|Length:||141 lines of writing|
|Approximate Date:||2500–2200 BCE|
(Adapted from Jacobsen (1987:153-66)
|In days of long ago,
the days when heaven and earth were formed,
in nights of long ago, the nights when heaven and earth were formed,
in years gone by,
in years when the modes of being were determined,
when the Anunnaki gods were born,
when the goddess-mothers had been chosen for marriage,
when the goddess-mothers had been assigned to heaven and earth,
and when the goddess-mothers had intercourse,
had become pregnant and had given birth,
did the gods for whom they baked their food portions
and set their tables,
did the major gods oversee labor,
while the minor gods took care of the menial work.
The gods were dredging the rivers,
they were piling up their silt on projecting bends—
and the gods carrying the clay
began complaining about the corvée labor.
In those days lay he of the vast intelligence,
the creator bringing the major gods into being,
Enki, in E-engar ["House of the Watery Deep"], a well into which water seeped
a place in which no god whatever had ever laid eyes,
on his bed, sleeping,
and he was not getting up.
The gods were weeping and saying,
"He made the present misery!"
Yet they dared not rouse the sleeper,
the sleeper, the one who lay at rest, from that bed.
Namma, the primordial mother, bearer of the major gods,
took the tears of the gods to her son:
"Since, after you will have rested,
since after you sit up,
you yourself will arise—
the gods are smashing at noon and evening what they just made.
My son, arise from your bed,
and when you in ingenuity have searched out the skill,
and you have fashioned a replacement worker for the gods,
may they be freed from their digging."
When his mother spoke,
Enki rose from his bed in Halankug,
his pondering room,
and he struck his thigh; the adept one, the wise one,
the skillful custodian of heaven and earth,
creator and builder of everything,
had Imma-en (the productive womb)
and Imma-shar (the bountiful womb) come out.
Enki stretched out his arm toward them,
and a fetus began growing there,
and it was awakening to consciousness for Enki
in the heart of his own creator and builder.
He called out to his mother, Namma,
"O my mother, since the sire you provided with an heir is still there,
have the divine birth-chair constructed.
When you have soaked the core of the Apsu's generative clay
Imma-en and Imma-shar can enlarge the fetus;
and when you have put limbs on it,
may Ninmah act as your helper,
and may Ninimma, Shuzidanna, Ninmada, Ninshara, Ninbara,
Ninmug, Dududuh, and Ereshguna assist you
at your giving birth.
O my mother, when you have determined what it will look like,

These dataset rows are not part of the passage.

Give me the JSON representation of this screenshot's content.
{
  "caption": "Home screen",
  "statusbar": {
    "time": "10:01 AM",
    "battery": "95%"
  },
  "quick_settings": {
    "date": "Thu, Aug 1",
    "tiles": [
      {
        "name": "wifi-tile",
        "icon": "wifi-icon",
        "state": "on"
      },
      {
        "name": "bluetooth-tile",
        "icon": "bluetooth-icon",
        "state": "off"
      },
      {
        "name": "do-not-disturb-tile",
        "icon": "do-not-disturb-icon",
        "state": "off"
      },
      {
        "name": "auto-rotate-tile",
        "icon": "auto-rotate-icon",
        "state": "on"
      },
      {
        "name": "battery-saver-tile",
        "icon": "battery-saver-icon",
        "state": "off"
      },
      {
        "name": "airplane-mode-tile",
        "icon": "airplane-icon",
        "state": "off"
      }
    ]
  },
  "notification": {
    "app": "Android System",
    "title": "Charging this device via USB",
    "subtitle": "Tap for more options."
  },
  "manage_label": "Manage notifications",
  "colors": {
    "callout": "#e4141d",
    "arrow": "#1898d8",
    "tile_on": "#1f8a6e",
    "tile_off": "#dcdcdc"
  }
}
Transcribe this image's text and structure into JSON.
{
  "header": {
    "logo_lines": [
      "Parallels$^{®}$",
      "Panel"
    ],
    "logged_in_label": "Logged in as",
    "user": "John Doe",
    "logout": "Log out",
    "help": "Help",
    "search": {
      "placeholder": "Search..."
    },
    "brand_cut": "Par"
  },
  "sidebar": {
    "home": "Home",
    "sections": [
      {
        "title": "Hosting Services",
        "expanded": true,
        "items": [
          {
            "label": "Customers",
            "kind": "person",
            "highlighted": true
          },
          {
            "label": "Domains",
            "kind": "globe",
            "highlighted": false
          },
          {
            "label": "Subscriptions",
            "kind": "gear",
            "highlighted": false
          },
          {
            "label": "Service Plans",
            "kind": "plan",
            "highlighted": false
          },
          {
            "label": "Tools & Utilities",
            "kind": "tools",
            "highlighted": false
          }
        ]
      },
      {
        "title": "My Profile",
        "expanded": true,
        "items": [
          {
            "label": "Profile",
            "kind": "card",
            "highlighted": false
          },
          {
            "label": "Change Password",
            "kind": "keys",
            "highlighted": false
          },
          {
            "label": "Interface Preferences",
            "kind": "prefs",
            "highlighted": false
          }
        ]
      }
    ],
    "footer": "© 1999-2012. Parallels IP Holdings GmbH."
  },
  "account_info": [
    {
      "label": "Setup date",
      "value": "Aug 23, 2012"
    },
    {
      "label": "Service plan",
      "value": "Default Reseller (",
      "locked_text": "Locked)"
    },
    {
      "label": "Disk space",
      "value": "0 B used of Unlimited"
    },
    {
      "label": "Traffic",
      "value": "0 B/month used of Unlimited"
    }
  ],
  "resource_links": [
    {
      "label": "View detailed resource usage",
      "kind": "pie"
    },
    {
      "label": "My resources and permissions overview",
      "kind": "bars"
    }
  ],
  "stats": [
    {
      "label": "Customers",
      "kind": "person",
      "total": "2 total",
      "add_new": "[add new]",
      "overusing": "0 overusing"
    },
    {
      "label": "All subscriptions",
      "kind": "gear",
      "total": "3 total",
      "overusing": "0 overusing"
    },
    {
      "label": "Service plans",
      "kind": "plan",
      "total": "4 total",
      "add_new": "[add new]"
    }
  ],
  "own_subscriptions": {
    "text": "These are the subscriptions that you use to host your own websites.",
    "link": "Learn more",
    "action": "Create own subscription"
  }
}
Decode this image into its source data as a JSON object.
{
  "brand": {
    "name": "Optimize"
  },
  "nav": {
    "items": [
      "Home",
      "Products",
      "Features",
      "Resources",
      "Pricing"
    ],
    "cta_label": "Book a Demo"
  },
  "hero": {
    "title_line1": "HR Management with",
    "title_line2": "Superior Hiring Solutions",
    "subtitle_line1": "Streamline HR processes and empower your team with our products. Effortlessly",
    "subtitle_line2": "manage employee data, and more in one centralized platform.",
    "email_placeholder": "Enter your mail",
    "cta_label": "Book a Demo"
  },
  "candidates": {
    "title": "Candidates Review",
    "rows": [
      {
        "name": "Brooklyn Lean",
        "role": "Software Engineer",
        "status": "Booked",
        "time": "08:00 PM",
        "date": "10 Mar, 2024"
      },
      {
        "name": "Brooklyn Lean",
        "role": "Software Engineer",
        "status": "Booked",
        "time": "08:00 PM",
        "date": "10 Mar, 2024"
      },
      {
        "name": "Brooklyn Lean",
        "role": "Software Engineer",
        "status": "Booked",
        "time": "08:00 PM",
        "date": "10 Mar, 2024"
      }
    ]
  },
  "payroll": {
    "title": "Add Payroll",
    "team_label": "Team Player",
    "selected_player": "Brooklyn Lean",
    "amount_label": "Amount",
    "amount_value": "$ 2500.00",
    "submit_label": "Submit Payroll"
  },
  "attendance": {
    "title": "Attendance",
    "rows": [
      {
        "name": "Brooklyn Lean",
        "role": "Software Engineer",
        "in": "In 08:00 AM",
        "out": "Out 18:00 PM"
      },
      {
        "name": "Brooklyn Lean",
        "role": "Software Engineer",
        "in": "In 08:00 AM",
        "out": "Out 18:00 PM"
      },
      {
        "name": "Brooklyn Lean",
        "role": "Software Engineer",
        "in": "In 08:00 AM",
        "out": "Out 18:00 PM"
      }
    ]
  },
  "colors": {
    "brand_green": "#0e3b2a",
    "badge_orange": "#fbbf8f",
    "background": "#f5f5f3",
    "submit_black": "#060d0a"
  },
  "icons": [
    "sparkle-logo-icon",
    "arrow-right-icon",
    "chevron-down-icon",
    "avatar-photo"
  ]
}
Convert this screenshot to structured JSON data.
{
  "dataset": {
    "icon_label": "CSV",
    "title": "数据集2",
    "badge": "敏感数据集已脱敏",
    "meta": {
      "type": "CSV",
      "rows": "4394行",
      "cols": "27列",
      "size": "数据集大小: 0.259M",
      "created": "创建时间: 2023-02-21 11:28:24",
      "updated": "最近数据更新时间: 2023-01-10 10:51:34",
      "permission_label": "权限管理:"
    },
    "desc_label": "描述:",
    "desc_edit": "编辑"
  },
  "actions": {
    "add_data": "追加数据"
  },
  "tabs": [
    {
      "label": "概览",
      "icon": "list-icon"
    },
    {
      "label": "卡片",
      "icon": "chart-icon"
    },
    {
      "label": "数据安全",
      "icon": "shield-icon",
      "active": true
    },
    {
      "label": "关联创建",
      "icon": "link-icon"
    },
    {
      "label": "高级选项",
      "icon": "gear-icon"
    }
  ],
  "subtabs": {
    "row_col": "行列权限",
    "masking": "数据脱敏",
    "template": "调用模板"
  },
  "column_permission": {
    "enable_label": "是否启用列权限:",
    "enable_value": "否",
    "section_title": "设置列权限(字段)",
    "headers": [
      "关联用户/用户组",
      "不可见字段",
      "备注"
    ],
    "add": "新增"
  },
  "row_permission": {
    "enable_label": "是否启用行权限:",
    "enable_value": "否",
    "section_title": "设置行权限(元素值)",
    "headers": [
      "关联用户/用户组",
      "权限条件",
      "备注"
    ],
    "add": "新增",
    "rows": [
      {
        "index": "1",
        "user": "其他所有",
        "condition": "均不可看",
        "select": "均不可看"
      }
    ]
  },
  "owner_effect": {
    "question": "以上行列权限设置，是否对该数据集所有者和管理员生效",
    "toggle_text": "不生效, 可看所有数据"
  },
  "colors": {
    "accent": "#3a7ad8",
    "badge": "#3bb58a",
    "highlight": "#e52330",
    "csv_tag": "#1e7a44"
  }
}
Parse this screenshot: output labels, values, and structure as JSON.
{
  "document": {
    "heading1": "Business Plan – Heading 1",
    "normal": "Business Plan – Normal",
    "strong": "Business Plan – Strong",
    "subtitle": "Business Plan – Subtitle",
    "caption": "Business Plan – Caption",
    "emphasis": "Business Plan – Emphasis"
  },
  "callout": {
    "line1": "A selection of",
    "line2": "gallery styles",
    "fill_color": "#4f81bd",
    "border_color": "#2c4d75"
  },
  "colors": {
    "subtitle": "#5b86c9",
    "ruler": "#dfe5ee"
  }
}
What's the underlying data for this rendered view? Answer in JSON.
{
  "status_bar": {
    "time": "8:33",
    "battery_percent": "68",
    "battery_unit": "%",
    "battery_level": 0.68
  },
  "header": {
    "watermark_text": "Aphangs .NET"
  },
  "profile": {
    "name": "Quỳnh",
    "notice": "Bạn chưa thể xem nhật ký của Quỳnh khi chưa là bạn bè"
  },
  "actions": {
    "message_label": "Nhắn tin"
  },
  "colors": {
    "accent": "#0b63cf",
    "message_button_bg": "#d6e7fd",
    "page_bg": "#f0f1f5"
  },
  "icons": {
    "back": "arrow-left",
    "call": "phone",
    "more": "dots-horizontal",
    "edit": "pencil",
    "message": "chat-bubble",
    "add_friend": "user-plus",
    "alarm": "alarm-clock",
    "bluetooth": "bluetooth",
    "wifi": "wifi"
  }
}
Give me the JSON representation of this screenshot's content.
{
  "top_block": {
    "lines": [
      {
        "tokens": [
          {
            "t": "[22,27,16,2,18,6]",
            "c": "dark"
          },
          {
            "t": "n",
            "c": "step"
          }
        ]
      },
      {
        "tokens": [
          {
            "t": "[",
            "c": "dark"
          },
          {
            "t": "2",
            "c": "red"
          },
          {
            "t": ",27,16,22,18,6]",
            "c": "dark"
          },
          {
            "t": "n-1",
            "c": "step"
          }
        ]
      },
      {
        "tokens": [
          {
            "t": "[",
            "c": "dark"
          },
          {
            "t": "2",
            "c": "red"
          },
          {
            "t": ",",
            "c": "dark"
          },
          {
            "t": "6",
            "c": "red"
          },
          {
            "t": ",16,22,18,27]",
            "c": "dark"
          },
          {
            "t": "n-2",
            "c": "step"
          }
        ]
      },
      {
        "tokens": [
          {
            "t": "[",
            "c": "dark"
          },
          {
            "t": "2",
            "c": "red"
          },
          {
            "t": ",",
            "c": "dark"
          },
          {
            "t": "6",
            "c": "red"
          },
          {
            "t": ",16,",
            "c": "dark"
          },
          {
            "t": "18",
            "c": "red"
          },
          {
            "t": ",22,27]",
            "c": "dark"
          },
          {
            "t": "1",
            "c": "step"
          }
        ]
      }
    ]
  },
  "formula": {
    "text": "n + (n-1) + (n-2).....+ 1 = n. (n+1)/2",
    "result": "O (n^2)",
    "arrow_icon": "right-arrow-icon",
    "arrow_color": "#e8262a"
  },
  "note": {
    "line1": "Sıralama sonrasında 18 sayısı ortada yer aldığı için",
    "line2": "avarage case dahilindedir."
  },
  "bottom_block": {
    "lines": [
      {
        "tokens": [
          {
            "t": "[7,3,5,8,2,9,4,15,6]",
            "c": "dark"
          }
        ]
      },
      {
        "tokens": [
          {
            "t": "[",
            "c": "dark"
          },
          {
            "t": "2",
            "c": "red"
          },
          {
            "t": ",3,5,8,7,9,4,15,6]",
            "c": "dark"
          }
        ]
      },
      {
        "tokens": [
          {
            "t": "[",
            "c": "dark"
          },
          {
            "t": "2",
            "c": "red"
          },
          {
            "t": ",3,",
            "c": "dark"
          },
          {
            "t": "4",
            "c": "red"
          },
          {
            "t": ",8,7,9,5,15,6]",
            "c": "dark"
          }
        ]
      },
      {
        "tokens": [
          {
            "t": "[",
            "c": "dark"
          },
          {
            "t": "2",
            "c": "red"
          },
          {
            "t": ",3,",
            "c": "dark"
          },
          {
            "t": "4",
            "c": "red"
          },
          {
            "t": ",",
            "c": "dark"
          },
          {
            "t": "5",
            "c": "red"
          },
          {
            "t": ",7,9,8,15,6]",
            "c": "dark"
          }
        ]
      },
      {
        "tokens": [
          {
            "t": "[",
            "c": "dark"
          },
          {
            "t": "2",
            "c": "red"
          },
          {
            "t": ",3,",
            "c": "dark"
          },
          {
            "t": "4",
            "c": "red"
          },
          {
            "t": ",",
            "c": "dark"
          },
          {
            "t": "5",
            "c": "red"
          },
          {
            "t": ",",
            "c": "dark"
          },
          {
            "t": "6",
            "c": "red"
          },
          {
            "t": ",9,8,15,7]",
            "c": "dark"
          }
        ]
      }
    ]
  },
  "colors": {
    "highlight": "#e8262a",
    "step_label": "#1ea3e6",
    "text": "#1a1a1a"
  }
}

may Ninmah construct the birth-chair;
and when you have built it without a man's help,
may you give birth to humanity!"
Without male sperm, she gave birth to a child,
to the embryo of humanity.
When she had broadened its shoulders,
she poked a hole in its head for the mouth;
she [. . . . .]
and enclosed its body in an amnion
[2 lines unclear]
Enki tied swathing wool around it,
and its heart rejoiced.
He decided to hold a feast for his mother, Namma,
and for Ninmah.
To the gathering of Imma-en, Imma-shar, and princesses,
to the decision-makers and chief . . . .
he fed bread.
But for An and Enlil together,
the lord Nudimmud (fashioner of humanity roasted just right
a ritually pure kid.
The major deities wer offering up praise:
"Lord of vast intelligence,
who could have imagined it!
O great lord Enki,
who could equal the things you do?
You are like a father who produced a son,
you who are our decision-maker for the country."
| Cooper, Jerrold S. "Sumer, Sumerians." In Anchor
Bible Dictionary, edited by D. N. Freedman, 6.231-34. New York: Doubleday,
Hallo, William W. "Sumerian Literature." In Anchor Bible Dictionary, edited by D. N. Freedman, 6.234-37. New York: Doubleday, 1992.
Jacobsen, Thorkild. The Harps That Once. . . Sumerian Poetry in Translation. New Haven: Yale Univ. Press, 1987.
Kramer, Samuel Noah. The Sumerians: Their History, Culture, and Character. Chicago: Univ. of Chicago Press, 1963.
Roux, Georges. Ancient Iraq. 2nd ed. New York: Viking Penguin, 1980.
Schmandt-Besserat, Denise, editor. The Legacy of Sumer. Malibu: Undena, 1976.